■ Exercise ■
What lines in the listing include "JSON"? Return a copy of each.

■ Extracted entries ■
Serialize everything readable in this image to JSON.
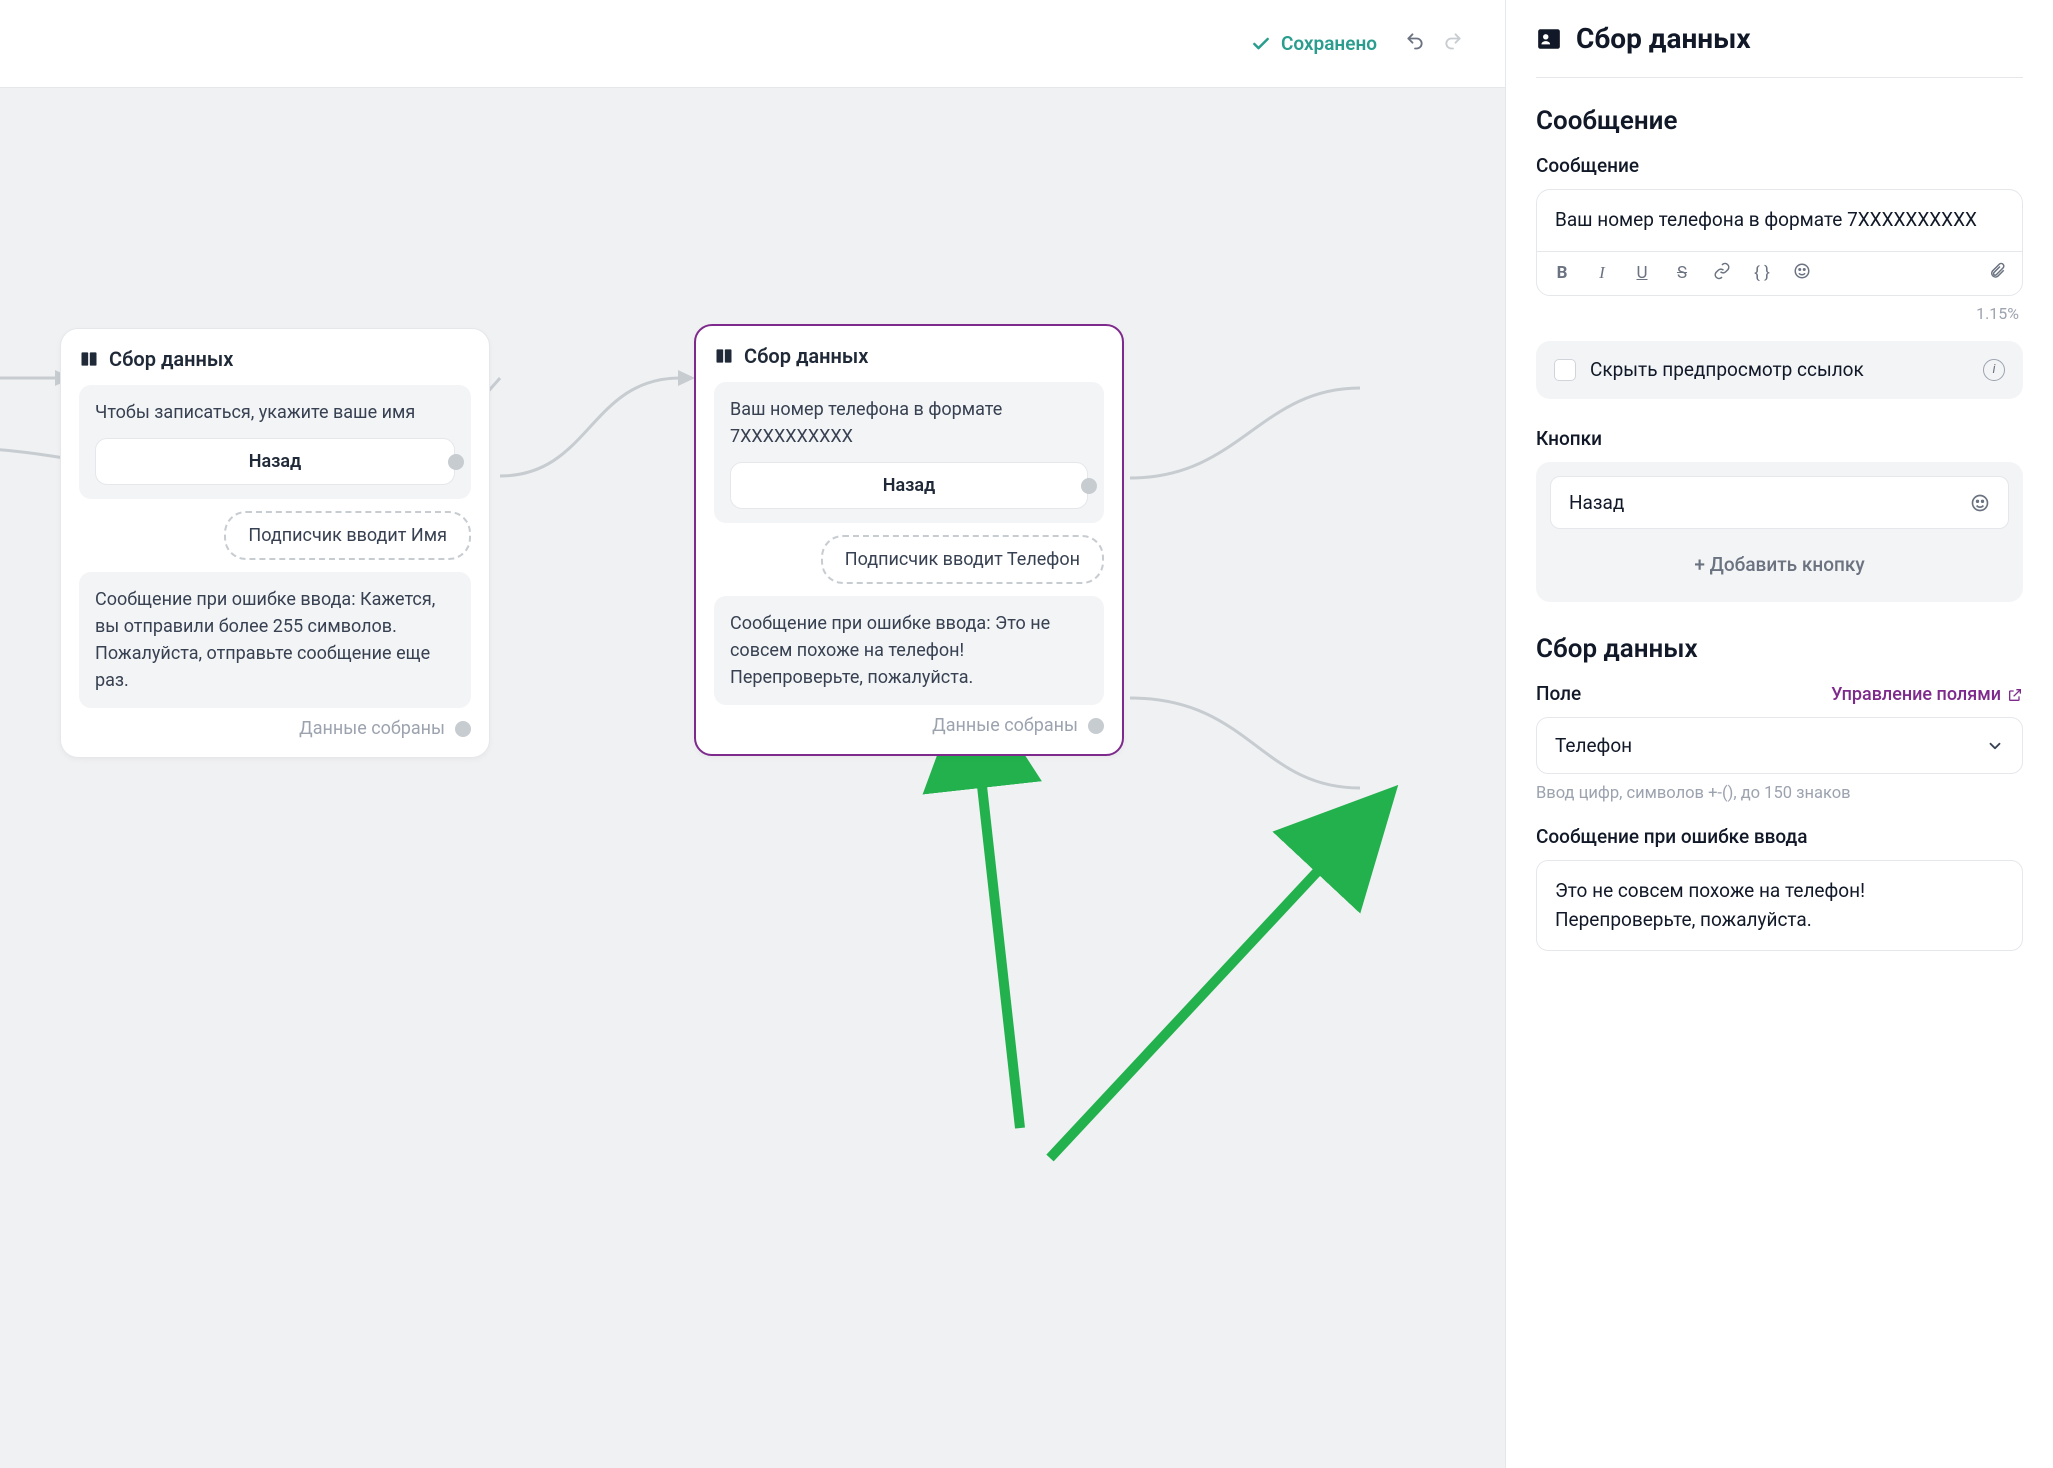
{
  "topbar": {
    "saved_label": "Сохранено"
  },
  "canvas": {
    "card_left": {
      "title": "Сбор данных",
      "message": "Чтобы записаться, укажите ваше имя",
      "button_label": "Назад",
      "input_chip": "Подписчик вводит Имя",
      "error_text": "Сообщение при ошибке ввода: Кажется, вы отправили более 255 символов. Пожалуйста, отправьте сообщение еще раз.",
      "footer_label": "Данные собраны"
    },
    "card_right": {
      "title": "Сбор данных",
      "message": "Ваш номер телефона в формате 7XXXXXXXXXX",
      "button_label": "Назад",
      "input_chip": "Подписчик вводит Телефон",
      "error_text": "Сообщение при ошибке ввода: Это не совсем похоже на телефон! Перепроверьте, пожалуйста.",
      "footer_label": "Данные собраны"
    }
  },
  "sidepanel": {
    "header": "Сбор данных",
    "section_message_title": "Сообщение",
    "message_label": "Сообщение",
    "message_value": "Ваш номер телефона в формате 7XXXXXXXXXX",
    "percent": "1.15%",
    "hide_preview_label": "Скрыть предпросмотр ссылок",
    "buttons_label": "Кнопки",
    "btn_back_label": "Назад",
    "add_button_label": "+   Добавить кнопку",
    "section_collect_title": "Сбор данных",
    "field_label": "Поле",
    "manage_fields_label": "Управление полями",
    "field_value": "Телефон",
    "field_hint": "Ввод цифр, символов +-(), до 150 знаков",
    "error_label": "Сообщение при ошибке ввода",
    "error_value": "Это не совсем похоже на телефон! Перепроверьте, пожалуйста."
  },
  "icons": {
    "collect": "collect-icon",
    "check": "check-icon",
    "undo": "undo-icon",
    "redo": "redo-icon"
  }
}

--

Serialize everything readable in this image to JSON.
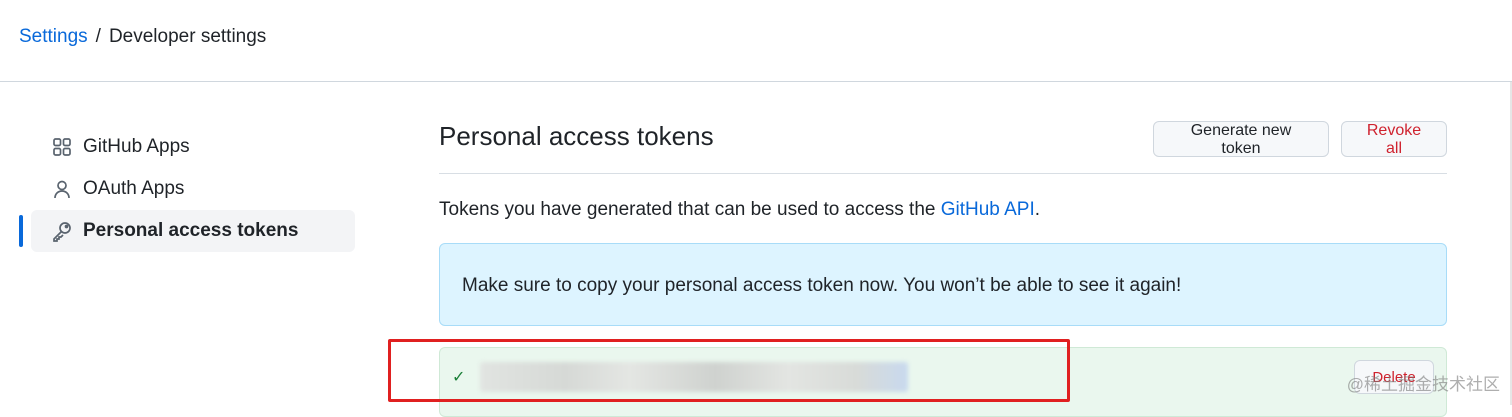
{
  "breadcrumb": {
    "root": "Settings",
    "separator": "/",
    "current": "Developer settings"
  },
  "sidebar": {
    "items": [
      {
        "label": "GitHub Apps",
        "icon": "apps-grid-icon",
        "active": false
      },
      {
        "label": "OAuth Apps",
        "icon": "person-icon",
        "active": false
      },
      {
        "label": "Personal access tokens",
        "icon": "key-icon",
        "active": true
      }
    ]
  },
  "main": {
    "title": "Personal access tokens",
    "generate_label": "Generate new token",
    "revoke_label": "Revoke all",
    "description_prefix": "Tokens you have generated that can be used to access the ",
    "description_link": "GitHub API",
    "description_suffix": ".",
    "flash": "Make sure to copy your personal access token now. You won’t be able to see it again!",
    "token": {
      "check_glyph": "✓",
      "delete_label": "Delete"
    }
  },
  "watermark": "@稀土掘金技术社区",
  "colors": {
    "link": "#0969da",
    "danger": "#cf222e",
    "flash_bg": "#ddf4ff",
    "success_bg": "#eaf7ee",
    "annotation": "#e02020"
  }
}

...

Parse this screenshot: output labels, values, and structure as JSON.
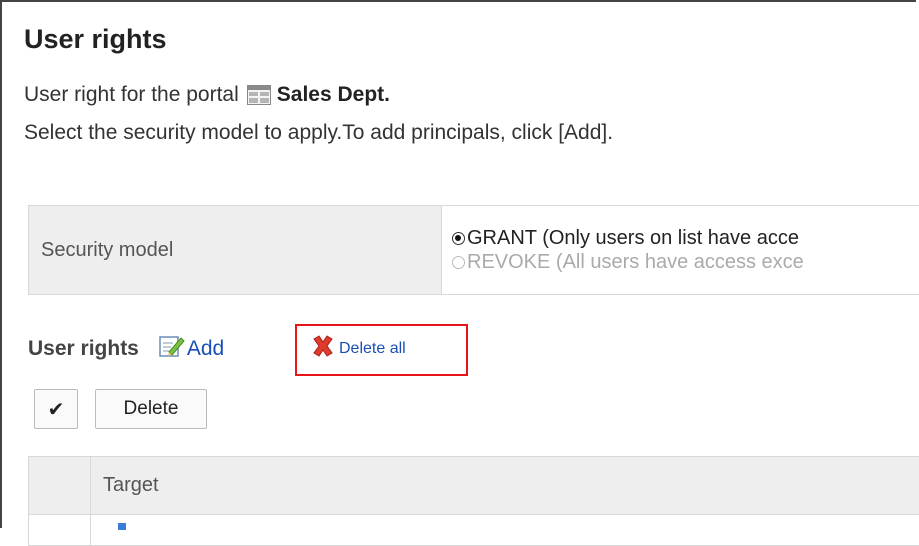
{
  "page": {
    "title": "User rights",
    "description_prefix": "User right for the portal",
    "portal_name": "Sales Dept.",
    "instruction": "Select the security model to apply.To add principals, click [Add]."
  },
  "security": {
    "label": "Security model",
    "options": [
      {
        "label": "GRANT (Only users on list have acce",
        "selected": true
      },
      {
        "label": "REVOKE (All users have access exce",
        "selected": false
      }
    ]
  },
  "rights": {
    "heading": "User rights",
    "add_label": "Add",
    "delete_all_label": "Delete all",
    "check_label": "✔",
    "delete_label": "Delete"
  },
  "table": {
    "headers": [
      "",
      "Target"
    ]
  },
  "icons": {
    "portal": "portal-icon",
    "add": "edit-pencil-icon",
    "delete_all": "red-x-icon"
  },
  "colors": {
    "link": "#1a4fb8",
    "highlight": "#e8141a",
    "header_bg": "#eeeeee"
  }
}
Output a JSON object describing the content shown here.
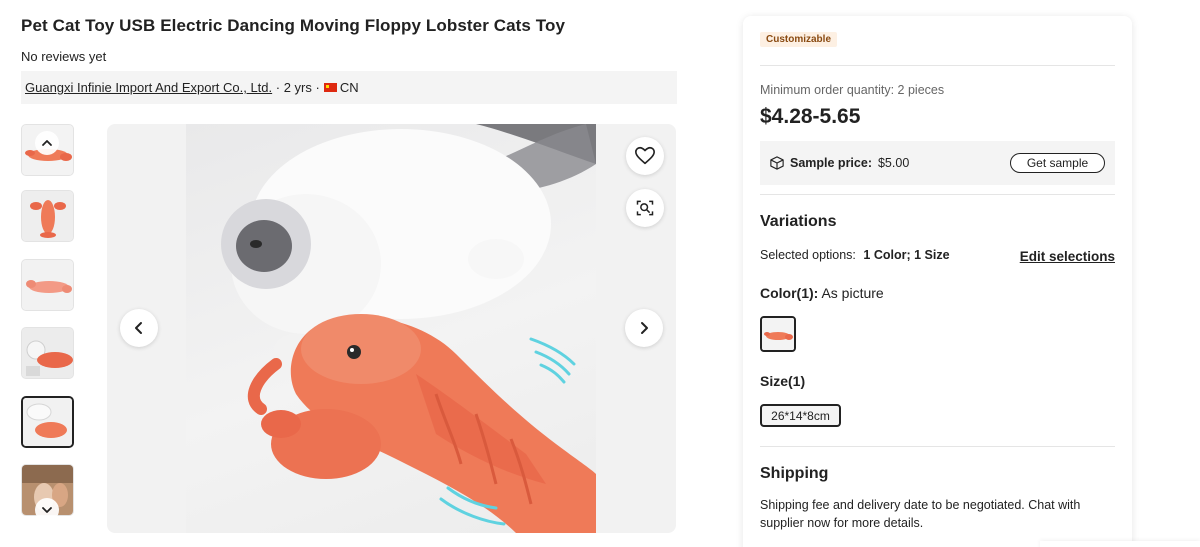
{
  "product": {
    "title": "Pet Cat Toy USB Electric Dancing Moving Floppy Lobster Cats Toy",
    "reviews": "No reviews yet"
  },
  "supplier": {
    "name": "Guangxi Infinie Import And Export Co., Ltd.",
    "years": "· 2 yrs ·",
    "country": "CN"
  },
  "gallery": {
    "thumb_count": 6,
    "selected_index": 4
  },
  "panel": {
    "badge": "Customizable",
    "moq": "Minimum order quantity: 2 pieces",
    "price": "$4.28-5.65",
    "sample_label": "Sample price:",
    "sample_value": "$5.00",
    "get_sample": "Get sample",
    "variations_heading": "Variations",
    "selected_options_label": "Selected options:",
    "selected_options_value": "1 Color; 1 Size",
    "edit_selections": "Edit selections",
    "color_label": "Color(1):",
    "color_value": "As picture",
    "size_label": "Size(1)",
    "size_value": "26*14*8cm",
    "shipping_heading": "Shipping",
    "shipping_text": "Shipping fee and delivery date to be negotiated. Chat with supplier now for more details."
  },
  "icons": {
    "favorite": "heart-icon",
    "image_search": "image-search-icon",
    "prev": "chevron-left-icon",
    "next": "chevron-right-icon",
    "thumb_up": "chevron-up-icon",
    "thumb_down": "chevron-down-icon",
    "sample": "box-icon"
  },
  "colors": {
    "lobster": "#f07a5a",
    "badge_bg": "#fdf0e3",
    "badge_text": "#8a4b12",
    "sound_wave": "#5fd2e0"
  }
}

■ Output ■
Serialize everything readable in this image to JSON.
Serialize everything readable in this image to JSON.
Parse this screenshot: output labels, values, and structure as JSON.
Output a JSON object describing the content shown here.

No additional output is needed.